### WHAT YOU ARE ASKED TO DO
Report every line below that carries the word "Benutzer".

-- PROVIDED RECORDS follows --

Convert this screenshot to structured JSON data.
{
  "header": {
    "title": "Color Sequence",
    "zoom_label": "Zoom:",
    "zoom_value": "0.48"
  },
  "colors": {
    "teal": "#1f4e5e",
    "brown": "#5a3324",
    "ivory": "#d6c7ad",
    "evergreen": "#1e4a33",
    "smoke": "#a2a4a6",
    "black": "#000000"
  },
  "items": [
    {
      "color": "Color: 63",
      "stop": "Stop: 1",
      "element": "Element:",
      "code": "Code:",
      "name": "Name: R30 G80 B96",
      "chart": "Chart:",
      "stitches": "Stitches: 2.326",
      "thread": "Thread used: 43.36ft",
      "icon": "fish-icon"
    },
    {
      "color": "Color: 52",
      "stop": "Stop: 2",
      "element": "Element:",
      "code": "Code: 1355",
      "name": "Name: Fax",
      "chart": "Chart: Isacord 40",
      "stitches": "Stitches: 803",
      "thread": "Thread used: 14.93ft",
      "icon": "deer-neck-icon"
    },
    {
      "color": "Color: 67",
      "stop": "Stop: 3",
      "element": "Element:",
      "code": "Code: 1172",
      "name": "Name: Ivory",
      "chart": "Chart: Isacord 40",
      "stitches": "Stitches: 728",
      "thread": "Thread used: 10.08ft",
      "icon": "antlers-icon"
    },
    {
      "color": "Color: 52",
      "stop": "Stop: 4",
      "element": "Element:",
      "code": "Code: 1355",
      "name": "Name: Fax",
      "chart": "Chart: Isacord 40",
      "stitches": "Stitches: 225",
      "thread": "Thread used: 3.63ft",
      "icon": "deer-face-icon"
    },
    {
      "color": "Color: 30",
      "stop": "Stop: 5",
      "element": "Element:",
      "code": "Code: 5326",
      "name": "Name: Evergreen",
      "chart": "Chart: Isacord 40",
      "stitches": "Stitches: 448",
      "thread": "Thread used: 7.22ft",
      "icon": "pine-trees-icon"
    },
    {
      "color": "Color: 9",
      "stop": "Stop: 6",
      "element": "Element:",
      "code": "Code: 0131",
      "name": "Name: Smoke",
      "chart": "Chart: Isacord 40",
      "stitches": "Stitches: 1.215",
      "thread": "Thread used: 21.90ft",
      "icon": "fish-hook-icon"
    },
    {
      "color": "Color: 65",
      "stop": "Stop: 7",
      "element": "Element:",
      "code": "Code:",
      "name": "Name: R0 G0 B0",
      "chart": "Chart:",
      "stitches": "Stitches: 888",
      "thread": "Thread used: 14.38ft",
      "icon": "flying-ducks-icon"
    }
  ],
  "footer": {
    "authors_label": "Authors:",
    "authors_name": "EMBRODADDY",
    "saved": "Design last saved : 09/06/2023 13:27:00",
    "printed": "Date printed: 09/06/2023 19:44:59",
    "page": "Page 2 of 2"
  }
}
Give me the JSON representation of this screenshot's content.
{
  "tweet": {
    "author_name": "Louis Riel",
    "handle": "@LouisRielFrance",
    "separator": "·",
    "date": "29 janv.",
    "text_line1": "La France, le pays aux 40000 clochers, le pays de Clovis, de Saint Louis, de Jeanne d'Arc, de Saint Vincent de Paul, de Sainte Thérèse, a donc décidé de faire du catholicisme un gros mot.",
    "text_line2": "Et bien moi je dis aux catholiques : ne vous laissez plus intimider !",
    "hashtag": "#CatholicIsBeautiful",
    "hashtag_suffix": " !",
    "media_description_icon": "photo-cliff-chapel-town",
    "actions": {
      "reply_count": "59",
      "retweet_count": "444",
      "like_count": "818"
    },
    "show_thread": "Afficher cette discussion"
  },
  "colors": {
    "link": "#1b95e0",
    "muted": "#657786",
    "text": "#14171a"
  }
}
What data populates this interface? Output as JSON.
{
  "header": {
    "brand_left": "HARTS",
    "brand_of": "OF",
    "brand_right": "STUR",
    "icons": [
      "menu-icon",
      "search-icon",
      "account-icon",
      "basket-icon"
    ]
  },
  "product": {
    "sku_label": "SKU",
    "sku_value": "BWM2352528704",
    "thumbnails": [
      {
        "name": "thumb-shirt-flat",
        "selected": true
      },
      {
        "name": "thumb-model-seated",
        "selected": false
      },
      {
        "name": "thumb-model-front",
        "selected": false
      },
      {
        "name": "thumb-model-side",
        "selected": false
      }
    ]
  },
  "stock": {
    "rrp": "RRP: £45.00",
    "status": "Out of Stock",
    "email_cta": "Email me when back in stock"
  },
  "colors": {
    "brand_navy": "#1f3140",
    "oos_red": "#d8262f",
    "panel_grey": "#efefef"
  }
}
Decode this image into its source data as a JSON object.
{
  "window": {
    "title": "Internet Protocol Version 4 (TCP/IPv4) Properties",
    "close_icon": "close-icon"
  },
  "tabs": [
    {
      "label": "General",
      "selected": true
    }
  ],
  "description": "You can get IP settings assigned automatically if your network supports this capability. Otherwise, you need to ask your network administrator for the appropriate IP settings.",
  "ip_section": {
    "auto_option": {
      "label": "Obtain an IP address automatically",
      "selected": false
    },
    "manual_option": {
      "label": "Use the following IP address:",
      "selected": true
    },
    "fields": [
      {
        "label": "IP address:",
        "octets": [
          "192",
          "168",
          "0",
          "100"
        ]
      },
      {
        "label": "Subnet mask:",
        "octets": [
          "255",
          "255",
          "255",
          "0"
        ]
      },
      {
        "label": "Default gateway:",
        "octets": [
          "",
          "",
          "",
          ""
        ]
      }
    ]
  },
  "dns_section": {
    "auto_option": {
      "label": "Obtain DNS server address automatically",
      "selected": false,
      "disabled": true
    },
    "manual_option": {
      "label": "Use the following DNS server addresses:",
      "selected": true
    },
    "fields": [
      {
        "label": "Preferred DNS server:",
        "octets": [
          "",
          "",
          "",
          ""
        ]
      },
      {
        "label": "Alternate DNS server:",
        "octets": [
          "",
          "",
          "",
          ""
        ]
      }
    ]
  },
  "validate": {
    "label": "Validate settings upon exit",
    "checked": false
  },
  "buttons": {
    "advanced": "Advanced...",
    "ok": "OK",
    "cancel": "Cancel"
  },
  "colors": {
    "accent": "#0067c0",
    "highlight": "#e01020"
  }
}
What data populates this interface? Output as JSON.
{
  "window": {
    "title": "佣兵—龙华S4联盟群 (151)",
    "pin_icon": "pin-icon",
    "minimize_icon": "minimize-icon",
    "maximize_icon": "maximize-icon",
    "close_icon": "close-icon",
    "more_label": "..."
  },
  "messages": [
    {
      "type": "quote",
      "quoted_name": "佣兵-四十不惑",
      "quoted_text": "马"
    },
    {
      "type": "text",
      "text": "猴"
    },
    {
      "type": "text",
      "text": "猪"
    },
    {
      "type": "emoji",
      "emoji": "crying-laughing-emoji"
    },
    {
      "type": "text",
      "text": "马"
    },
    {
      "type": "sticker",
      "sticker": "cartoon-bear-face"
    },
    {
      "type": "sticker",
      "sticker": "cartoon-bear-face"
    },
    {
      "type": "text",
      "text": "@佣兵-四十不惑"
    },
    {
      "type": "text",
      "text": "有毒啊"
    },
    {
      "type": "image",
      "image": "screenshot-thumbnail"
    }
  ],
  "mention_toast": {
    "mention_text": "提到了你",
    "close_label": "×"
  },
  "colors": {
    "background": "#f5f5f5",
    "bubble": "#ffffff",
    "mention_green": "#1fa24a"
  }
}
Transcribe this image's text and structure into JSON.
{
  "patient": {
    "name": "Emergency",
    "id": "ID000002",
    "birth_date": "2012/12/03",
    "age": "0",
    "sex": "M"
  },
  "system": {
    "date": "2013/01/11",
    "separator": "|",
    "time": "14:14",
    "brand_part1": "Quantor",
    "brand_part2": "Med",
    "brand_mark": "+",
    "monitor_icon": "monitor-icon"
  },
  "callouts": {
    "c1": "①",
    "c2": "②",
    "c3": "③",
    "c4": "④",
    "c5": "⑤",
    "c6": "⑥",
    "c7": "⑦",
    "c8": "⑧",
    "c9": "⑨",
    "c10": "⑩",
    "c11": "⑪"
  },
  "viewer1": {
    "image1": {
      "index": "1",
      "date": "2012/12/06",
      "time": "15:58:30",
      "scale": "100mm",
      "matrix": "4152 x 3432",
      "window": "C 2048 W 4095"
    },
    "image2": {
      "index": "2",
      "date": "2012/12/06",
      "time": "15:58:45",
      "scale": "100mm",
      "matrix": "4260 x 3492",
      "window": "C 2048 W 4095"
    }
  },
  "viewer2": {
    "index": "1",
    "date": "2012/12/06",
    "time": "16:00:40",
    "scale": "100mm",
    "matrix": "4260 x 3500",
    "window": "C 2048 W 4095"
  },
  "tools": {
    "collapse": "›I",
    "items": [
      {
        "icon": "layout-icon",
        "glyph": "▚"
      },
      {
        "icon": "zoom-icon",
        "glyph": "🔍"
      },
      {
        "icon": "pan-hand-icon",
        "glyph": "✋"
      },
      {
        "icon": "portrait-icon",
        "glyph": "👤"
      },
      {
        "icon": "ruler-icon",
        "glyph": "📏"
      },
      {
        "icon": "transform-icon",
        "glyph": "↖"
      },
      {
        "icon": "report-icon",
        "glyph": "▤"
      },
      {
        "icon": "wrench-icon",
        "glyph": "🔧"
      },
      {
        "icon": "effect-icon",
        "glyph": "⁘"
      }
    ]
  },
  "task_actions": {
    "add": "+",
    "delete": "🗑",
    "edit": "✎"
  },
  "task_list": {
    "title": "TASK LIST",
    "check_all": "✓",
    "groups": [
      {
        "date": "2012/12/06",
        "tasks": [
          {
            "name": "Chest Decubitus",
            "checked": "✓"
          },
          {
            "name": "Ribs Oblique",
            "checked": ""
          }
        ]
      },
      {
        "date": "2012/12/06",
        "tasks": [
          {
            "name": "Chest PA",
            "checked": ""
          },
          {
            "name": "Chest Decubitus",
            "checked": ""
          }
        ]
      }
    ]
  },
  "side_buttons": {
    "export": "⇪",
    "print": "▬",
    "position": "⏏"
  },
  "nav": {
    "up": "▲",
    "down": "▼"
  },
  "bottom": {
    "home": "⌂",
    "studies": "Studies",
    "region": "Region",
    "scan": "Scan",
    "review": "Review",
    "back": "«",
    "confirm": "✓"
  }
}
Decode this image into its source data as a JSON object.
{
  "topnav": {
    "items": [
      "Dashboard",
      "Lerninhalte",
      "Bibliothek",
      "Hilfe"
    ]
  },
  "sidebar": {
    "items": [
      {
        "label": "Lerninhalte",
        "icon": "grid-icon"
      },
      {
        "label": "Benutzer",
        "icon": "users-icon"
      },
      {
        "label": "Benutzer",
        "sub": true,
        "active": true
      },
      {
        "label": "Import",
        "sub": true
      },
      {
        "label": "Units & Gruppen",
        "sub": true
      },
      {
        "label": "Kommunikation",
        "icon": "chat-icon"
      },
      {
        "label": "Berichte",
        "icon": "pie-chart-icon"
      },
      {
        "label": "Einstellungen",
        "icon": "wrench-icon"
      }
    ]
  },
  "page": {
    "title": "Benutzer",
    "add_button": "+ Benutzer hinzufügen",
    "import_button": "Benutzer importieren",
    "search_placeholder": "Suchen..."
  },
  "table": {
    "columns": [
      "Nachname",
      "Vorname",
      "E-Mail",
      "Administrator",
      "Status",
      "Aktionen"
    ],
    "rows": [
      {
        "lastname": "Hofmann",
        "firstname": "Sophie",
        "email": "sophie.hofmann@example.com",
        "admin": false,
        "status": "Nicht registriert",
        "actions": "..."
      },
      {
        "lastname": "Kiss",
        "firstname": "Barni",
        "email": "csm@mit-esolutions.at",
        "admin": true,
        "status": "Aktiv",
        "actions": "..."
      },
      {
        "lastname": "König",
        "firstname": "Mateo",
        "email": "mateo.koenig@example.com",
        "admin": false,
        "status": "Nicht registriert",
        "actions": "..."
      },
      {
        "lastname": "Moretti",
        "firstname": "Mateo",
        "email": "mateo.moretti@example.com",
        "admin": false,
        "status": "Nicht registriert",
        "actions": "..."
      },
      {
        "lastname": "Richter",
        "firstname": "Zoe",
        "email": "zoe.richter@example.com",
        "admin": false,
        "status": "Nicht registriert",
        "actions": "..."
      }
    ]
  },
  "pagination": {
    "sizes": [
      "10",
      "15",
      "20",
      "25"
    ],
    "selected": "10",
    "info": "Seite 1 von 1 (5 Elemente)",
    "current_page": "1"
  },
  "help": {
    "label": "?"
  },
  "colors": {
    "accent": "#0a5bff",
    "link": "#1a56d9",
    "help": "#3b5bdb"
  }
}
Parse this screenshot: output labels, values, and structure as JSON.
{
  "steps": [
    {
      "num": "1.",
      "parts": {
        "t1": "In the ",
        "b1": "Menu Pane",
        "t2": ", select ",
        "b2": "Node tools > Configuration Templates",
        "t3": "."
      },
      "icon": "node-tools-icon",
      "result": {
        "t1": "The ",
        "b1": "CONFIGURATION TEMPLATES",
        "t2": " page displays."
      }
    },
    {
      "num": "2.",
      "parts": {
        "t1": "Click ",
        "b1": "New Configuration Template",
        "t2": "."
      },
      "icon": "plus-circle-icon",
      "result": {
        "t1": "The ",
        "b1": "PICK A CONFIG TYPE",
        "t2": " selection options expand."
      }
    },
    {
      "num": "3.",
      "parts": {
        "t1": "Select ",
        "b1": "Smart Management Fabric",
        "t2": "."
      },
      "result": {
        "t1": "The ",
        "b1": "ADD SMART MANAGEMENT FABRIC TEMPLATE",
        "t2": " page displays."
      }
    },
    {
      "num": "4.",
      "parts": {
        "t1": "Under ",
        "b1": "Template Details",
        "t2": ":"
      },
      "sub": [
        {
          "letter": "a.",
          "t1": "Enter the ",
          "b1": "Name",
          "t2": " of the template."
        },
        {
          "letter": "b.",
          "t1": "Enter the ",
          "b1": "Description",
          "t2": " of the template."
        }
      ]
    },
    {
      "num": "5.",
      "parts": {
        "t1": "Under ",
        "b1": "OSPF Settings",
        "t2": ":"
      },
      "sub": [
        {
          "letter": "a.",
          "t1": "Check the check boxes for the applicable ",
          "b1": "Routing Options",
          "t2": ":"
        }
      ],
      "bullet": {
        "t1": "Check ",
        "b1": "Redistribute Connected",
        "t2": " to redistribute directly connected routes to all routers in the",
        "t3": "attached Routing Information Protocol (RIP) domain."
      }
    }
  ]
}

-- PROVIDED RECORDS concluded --

### YOUR SOLUTION
        "label": "Benutzer",
        "label": "Benutzer",
    "title": "Benutzer",
    "add_button": "+ Benutzer hinzufügen",
    "import_button": "Benutzer importieren",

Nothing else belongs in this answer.